Problem description.
Scan the entries below for the word "files". Copy each line that has it.

----- Recorded data

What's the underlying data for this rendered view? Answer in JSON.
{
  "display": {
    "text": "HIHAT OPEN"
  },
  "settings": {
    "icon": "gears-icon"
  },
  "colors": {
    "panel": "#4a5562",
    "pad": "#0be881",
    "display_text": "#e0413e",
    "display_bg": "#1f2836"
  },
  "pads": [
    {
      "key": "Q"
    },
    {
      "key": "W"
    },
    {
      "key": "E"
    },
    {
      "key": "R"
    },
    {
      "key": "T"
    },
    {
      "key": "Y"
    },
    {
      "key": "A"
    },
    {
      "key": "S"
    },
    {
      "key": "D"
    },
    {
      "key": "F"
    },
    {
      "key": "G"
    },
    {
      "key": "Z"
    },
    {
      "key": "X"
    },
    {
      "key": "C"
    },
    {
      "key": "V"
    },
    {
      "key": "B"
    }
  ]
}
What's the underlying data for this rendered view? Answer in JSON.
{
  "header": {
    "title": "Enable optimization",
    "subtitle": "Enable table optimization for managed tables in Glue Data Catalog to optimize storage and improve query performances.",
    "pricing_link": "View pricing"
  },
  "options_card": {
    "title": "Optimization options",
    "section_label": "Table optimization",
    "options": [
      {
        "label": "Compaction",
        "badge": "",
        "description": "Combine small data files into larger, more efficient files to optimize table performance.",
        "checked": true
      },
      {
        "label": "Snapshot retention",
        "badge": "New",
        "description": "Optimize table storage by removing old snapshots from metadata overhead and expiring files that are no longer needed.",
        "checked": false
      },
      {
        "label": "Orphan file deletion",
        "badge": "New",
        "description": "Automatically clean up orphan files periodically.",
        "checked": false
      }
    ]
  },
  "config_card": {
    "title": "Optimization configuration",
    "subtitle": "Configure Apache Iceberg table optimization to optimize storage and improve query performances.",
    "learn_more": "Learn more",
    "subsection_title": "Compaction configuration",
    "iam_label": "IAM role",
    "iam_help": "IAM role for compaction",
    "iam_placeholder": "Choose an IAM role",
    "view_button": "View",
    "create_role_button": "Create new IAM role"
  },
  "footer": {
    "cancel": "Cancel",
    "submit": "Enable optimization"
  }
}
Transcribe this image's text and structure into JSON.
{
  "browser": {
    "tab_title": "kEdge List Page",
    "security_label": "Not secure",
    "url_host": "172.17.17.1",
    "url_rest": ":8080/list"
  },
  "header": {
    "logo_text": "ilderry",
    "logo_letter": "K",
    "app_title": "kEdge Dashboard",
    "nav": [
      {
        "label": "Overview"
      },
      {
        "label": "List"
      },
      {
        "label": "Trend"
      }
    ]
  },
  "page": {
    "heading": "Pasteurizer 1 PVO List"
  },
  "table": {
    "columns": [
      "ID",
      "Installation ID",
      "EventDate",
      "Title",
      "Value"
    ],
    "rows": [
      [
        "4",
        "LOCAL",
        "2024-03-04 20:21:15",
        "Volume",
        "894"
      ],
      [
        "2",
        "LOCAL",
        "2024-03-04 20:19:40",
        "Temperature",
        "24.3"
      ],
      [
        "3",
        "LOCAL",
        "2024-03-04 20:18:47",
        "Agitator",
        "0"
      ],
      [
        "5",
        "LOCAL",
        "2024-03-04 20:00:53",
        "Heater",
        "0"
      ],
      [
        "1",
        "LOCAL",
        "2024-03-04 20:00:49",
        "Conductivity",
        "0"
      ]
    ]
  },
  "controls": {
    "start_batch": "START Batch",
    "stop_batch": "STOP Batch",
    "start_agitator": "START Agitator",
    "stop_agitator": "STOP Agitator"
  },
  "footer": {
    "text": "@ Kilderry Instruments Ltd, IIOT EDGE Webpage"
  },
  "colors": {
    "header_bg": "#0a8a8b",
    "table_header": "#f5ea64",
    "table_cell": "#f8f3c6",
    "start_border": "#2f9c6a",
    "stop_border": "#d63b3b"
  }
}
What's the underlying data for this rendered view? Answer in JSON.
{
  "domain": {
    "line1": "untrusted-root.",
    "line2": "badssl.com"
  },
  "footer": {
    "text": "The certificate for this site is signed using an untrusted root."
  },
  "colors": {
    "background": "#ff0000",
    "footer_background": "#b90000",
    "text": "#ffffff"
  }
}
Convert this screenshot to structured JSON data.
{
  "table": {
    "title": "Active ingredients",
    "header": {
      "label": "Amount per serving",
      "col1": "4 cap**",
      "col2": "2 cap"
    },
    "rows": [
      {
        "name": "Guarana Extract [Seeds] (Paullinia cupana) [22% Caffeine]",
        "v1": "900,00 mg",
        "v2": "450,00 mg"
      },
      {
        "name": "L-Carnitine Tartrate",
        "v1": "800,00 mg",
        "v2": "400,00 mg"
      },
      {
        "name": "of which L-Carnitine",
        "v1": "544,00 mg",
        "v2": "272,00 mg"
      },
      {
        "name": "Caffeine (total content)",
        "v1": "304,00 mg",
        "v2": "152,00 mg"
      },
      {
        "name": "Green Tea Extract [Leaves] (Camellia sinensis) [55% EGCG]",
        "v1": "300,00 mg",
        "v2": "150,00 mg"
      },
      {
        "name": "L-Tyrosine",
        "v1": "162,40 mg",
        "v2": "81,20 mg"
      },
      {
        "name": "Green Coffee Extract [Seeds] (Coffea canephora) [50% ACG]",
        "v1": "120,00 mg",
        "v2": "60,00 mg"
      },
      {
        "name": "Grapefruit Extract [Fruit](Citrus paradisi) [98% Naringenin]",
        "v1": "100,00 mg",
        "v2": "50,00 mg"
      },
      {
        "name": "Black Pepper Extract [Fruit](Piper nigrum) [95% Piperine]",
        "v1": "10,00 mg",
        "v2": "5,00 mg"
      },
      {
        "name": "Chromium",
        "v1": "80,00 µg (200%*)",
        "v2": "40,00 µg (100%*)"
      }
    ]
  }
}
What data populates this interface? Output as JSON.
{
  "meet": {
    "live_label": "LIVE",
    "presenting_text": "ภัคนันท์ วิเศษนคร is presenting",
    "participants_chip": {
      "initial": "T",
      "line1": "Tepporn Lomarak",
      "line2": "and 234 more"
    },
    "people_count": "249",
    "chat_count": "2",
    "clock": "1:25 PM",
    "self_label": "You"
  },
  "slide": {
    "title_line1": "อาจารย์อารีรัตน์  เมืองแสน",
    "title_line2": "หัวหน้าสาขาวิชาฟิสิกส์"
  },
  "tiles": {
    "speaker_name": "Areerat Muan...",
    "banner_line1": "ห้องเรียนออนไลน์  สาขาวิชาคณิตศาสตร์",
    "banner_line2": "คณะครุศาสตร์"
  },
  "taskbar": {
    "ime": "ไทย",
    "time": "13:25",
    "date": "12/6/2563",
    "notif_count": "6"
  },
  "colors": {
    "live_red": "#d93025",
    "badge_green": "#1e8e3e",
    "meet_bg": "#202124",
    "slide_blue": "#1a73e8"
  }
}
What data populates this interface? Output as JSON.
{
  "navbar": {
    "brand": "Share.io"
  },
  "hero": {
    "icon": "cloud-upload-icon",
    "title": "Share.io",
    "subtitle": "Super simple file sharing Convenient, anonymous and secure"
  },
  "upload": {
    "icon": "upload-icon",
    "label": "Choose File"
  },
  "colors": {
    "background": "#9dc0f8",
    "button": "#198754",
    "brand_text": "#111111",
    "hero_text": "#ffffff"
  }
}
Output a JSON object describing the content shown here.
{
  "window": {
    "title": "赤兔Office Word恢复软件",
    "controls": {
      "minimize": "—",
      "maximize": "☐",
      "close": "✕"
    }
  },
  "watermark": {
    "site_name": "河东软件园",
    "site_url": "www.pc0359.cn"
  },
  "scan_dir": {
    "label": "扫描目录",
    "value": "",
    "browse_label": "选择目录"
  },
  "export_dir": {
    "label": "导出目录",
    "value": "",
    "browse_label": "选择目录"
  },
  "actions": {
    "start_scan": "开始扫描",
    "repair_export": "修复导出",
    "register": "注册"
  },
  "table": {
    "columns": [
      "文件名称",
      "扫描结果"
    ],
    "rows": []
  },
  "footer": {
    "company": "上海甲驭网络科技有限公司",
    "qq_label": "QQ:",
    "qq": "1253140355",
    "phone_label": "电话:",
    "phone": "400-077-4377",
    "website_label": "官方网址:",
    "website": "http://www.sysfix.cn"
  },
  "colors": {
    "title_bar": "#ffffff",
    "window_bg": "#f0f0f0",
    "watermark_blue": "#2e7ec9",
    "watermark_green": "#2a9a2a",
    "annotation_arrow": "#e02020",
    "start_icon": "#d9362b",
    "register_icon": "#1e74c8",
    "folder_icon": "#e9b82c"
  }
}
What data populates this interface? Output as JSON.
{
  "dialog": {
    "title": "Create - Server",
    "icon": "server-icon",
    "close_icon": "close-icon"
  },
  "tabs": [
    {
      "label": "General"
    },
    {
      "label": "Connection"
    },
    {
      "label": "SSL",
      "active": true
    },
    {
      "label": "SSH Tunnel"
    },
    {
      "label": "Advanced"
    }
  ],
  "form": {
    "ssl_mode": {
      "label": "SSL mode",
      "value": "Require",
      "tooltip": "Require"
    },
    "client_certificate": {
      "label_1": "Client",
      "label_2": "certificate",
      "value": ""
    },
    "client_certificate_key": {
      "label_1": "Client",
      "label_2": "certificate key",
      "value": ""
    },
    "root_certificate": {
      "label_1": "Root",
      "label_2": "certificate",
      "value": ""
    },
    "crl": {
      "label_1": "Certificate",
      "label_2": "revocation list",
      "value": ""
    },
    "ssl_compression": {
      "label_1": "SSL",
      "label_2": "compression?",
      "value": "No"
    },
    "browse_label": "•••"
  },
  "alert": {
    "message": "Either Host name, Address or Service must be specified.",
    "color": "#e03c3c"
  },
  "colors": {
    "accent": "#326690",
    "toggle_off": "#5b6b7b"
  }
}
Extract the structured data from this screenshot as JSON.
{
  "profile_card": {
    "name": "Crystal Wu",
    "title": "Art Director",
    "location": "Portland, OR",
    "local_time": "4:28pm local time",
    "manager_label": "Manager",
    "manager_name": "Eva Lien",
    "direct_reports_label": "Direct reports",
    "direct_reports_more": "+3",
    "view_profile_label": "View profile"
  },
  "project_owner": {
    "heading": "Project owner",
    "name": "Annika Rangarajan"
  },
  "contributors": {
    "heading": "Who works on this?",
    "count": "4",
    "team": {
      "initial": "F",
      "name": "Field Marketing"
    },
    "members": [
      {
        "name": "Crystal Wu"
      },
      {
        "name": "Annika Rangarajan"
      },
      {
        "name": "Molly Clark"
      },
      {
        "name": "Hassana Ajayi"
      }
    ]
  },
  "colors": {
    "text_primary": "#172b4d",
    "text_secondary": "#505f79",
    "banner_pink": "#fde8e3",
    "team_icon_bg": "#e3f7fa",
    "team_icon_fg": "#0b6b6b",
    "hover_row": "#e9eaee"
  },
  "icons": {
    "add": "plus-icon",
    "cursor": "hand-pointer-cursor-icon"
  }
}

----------

Solution for this problem.
        "description": "Combine small data files into larger, more efficient files to optimize table performance.",
        "description": "Optimize table storage by removing old snapshots from metadata overhead and expiring files that are no longer needed.",
        "description": "Automatically clean up orphan files periodically.",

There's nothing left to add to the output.